Odd has strange powers. Like a kid in a well-known movie, Odd sees dead people. That's not all he sees, however. He sees creatures he calls bodachs, which are always a sign of bad things to come. Neither the bodachs nor the dead talk to Odd, which is too bad, since one of the latter is Elvis. At any rate, while Odd knows bad things are going to happen, he doesn't know exactly where or when. Most of the book is taken up by his race against time to prevent something horrible. Since this is a Koontz book, it's probably not a spoiler to say that Odd doesn't entirely succeed.
The setting of the novel is the little town of Pico Mundo in the Mojave Desert. Only a few people know about Odd's abilities. These include his sweetheart, Stormy Lewellyn, and the local chief of police, whom Odd has helped out on more than one occasion. In this little town, Odd's made a life for himself as a fry cook. He might move on someday to the tire store. He's not sure. After the events in this book, it's doubtful.
Odd, who's twenty, tells his story in first person, and some might find it a bit . . . odd that he sprinkles the narrative with references to Gene Kelly and other pop culture stuff that a twenty-year-old in this day and age would seem unlikely to k now about. Didn't bother me, though I did notice it.

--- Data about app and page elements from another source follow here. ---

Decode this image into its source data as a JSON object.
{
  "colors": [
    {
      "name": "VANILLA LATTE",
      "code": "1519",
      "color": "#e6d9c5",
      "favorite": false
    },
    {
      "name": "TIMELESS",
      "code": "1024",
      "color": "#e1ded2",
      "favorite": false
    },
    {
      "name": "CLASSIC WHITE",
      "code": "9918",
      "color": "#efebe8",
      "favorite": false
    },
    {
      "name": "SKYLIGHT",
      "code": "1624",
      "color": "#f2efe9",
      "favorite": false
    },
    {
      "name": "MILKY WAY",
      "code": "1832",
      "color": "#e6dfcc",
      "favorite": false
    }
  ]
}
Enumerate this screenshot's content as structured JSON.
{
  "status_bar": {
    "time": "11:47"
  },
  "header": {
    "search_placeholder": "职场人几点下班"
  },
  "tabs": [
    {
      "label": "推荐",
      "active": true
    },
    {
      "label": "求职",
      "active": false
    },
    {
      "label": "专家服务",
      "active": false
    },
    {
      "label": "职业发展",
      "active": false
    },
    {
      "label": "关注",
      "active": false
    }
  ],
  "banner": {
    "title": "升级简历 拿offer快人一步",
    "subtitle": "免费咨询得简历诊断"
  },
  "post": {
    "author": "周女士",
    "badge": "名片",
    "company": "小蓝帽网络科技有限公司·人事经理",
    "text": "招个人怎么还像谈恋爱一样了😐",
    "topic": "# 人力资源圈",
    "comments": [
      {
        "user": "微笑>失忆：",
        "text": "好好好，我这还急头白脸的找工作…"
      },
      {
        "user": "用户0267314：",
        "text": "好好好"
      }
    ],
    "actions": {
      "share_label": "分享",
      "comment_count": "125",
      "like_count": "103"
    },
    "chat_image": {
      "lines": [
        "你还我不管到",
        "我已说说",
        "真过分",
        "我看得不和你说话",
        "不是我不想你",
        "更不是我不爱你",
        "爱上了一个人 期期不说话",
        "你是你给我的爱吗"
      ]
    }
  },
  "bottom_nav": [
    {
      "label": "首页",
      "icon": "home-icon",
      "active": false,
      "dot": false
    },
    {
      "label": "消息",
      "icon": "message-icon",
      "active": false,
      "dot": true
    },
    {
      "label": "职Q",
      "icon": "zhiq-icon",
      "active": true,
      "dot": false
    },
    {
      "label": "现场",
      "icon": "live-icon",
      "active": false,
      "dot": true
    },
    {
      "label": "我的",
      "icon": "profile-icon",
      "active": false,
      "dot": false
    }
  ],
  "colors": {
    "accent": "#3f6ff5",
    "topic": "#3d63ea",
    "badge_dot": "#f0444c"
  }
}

The style of the novel is a lot different from the earlier Koontz books I've read, very engaging, I thought. I can see why the series developed a lot of fans, and thanks to Scott, I might even go on and read some of the other books to see what becomes of Odd and his friends in little Pico Mundo. I hope Elvis shows up again.